With the advent of tertiary education for nurses and midwives, nursing scholarship blossomed. Nurse academics and researchers now play a crucial role in advancing knowledge by supporting the education of undergraduate and postgraduate nurses and midwives, undertaking research and encouraging evidence-based clinical practice. Nurses and midwives are now employed in a variety of clinical and non- clinical roles. The introduction of post basic research degrees and the emergence of non-clinical nursing and midwifery roles (e.g. in advocacy, policy and research), will be the focus of next month’s article.
Adlam, K., Dotchin, M. & Hayward, S. (2009). Nursing first year of practice, past, present and future: documenting the journey in New Zealand. Journal of Nursing Management, 17(5), 570–575.
Australian Government- Department of Health (2013a). Appendix iv: History of Commonwealth involvement in the nursing and midwifery workforce. Commonwealth of Australia. https://www1.health.gov.au/internet/publications/publishing.nsf/Content/work-review-australian-government-health-workforce-programs-toc~appendices~appendix-iv-history-commonwealth-involvement-nursing-midwifery-workforce
Australian Government- Department of Health (2013b). 7.1 Nursing and midwifery education, Commonwealth of Australia. https://www1.health.gov.au/internet/publications/publishing.nsf/Content/work-review-australian-government-health-workforce-programs-toc~chapter-7-nursing-midwifery-workforce%E2%80%93education-retention-sustainability~chapter-7-nursing-midwifery-education
Blewett, N. (1985). States Grants (Nurse Education Transfer Assistance) Bill 1985. Parliament of Australia.

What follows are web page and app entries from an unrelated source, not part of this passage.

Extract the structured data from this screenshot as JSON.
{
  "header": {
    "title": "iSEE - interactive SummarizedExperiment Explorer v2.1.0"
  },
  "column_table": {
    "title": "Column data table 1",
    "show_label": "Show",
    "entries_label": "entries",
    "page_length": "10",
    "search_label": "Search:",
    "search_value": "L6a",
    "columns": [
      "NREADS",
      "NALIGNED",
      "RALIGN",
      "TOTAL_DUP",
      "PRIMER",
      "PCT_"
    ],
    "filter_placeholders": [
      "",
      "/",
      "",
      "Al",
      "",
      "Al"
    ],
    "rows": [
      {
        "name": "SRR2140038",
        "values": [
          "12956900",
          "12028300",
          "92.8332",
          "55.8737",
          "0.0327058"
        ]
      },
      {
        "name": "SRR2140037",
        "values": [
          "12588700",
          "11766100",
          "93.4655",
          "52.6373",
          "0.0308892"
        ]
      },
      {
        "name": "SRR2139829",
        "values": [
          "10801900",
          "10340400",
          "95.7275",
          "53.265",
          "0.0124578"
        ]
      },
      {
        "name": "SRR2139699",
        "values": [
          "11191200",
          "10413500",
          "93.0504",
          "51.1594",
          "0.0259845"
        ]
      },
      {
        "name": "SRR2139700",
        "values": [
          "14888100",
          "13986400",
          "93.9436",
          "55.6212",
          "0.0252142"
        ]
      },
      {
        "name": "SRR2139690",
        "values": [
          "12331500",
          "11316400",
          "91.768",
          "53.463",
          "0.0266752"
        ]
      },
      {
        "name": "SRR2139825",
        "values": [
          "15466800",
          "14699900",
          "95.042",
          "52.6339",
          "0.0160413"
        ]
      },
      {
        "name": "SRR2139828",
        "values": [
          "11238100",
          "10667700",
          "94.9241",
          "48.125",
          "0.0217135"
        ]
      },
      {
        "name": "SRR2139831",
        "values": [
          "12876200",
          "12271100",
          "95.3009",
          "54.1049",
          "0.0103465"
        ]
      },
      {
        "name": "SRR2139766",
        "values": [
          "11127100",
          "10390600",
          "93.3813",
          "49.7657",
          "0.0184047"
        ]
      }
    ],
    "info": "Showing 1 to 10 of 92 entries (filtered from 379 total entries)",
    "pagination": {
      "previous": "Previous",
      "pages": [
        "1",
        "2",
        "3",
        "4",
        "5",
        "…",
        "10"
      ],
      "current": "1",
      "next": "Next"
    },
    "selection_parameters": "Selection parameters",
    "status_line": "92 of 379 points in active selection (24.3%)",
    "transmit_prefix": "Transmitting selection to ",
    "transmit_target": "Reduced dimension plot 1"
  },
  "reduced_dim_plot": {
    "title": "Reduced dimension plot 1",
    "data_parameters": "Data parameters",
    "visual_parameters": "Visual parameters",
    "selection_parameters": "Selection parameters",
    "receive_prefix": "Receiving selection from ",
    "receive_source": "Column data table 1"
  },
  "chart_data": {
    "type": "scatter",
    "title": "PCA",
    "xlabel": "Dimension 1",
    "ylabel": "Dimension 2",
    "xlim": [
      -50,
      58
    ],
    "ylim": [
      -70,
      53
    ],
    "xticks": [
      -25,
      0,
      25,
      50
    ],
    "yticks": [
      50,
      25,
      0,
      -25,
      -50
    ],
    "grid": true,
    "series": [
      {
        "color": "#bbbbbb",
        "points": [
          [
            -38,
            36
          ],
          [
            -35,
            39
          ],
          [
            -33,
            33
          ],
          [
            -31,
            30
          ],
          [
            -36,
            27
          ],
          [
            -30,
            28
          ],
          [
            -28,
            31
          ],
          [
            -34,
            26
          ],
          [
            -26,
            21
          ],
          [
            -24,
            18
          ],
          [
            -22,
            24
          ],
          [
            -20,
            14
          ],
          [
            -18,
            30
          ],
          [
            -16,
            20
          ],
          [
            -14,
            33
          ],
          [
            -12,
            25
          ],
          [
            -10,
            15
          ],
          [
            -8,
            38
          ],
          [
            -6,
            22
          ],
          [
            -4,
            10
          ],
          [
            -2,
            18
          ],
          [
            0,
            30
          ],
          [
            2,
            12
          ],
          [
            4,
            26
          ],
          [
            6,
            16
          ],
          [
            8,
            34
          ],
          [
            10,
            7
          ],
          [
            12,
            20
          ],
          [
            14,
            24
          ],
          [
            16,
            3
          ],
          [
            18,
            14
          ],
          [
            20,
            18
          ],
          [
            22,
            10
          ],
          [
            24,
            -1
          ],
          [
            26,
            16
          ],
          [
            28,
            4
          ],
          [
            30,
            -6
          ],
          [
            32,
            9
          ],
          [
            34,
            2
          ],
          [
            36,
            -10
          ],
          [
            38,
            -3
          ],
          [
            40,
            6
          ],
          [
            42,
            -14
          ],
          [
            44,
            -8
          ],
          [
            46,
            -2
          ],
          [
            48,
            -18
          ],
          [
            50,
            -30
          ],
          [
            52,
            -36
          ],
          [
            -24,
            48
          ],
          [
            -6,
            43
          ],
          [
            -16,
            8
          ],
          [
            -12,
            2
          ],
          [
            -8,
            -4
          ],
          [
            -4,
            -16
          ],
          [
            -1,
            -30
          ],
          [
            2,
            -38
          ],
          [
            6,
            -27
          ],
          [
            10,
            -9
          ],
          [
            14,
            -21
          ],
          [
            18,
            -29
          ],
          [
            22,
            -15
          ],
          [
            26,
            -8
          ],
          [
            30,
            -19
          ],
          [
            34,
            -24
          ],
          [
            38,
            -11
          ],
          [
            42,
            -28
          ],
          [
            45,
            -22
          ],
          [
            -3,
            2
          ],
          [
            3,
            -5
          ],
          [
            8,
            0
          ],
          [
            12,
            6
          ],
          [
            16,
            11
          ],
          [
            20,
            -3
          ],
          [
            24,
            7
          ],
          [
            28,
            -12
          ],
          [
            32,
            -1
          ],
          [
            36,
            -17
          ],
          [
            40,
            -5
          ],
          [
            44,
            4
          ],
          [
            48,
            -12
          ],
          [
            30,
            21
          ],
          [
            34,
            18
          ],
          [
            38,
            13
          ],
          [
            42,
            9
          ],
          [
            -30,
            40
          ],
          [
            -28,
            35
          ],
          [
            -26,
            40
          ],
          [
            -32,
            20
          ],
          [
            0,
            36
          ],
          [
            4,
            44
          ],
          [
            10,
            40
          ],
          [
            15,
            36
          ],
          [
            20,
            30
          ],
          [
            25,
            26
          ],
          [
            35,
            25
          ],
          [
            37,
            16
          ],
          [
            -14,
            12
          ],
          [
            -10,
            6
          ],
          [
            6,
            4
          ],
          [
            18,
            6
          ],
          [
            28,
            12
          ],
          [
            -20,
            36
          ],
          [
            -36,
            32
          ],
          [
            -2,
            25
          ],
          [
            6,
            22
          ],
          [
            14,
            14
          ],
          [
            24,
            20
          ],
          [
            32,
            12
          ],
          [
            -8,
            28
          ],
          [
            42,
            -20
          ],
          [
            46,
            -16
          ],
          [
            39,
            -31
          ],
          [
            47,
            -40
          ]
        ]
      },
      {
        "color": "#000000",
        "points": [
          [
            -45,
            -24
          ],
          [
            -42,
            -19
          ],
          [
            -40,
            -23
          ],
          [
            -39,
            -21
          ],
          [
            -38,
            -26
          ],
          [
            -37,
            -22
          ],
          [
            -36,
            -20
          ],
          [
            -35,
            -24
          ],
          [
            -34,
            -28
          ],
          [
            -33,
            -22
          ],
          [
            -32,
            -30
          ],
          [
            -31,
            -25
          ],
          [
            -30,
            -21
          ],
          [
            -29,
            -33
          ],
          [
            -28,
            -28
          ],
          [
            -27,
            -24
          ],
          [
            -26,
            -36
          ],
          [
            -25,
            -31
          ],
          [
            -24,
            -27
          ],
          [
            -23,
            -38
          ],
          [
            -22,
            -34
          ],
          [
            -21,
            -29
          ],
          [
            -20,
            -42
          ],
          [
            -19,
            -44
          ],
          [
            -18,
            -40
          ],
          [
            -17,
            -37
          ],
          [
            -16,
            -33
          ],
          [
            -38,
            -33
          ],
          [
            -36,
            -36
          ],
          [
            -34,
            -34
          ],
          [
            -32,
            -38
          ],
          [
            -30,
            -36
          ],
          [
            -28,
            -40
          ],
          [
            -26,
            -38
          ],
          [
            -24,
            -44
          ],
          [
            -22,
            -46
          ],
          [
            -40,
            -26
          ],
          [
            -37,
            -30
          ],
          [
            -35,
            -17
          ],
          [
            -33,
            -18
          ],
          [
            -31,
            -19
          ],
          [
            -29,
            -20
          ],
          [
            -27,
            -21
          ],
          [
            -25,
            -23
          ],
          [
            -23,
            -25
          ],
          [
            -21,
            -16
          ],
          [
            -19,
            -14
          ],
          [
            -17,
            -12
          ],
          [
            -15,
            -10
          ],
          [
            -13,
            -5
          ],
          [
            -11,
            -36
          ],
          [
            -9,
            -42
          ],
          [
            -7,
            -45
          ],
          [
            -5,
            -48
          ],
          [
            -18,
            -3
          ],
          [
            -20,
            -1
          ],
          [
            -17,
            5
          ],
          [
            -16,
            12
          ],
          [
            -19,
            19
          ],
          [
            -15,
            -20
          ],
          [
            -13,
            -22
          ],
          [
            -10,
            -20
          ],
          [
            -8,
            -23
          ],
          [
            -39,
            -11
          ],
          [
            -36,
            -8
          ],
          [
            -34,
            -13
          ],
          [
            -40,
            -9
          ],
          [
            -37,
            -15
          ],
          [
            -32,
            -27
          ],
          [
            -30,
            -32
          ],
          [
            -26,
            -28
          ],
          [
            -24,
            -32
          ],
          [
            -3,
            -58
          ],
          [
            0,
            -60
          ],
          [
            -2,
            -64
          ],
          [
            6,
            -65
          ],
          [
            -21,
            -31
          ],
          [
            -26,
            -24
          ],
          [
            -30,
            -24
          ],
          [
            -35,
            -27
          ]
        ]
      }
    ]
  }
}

Bryant, R. (2015). Shaping a Profession: Nursing at the Turn of the Millennium [Oration]. Australian College of Nursing- National Nursing Forum.
Clare, J., Brown, D., Edwards, H. & Van Loon, A. (2003). Evaluating Clinical Learning Environments: Creating Education‐Practice Partnerships and Benchmarks for Nursing. AUTC Phase Two Final Report. Flinders University.
Evans, J., Boxer, E. & Sanber, S. (2008). The strengths and weaknesses of transitional support programs for newly registered nurses. Australian Journal of Advanced Nursing, 25(4), 16- 22
Mannix, J., Wilkes, L. & Luck, L. (2009). Key stakeholders in clinical learning and teaching in Bachelor of Nursing programs: A discussion paper. University of Western Sydney.
Sax, S. (1978). Nurse education and training. Report of the Committee of Inquiry into Nurse Education and Training to the Tertiary Education Commission (TEC). Canberra.
University of Edinburgh (2020). School of Health in Social Science- Nursing Studies. https://www.ed.ac.uk/health/subject-areas/nursing-studies